» **Exercise aim**:
Read through the records. Copy each line that has the word "icon".
══ Provided data ══
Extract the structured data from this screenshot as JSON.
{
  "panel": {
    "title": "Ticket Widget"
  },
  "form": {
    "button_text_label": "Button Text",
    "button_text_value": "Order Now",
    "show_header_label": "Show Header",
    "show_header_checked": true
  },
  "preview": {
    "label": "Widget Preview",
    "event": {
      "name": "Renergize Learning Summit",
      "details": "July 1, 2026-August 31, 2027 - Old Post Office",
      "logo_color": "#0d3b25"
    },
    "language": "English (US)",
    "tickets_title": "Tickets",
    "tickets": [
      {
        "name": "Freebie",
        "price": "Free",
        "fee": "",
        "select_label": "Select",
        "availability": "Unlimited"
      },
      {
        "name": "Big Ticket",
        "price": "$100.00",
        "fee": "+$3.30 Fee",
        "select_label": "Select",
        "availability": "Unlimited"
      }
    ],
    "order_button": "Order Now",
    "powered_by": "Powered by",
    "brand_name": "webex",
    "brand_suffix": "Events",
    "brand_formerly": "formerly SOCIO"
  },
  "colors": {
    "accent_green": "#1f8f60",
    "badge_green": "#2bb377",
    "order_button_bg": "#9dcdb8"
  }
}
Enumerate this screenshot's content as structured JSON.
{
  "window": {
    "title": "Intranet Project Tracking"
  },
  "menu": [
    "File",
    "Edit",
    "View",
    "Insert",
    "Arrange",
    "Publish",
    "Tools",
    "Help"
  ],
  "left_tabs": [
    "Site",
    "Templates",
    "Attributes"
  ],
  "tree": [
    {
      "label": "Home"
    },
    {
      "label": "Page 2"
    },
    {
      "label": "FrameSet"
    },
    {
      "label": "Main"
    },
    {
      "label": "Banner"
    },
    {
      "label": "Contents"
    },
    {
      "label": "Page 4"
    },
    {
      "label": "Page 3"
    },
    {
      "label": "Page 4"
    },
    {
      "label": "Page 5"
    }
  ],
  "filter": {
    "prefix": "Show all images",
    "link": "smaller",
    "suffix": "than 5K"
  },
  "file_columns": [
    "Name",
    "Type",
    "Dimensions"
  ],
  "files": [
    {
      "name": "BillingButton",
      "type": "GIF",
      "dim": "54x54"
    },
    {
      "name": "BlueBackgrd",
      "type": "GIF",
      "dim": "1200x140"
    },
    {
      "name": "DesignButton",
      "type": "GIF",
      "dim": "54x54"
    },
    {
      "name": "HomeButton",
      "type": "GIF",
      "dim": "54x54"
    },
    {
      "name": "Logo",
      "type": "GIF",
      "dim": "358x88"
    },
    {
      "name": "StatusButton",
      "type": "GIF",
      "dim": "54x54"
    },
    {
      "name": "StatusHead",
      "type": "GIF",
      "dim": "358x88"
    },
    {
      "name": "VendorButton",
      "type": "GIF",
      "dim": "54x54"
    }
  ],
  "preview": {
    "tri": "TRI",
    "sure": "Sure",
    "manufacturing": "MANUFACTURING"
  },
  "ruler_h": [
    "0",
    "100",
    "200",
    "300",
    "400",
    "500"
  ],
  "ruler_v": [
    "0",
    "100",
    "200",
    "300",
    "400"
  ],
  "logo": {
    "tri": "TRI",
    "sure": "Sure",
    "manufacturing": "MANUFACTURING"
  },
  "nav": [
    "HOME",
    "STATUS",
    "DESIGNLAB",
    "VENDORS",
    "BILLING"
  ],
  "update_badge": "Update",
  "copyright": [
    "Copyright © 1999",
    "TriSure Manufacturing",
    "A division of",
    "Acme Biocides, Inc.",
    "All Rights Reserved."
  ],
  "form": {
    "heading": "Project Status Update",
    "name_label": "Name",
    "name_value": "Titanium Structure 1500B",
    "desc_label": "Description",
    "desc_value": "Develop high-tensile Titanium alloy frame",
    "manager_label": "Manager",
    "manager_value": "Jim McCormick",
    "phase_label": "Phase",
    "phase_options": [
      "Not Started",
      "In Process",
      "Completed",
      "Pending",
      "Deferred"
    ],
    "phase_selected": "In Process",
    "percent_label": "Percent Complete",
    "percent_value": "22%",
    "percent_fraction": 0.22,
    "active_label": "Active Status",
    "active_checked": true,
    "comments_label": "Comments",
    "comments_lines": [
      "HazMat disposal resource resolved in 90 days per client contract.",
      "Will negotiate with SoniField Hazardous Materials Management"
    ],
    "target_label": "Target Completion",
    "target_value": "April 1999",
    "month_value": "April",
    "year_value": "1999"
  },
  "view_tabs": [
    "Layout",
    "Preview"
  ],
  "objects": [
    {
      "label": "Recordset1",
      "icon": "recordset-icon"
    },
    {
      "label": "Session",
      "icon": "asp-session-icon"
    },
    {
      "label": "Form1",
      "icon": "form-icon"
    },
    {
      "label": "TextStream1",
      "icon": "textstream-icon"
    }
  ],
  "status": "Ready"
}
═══
» **Result**:
      "icon": "recordset-icon"
      "icon": "asp-session-icon"
      "icon": "form-icon"
      "icon": "textstream-icon"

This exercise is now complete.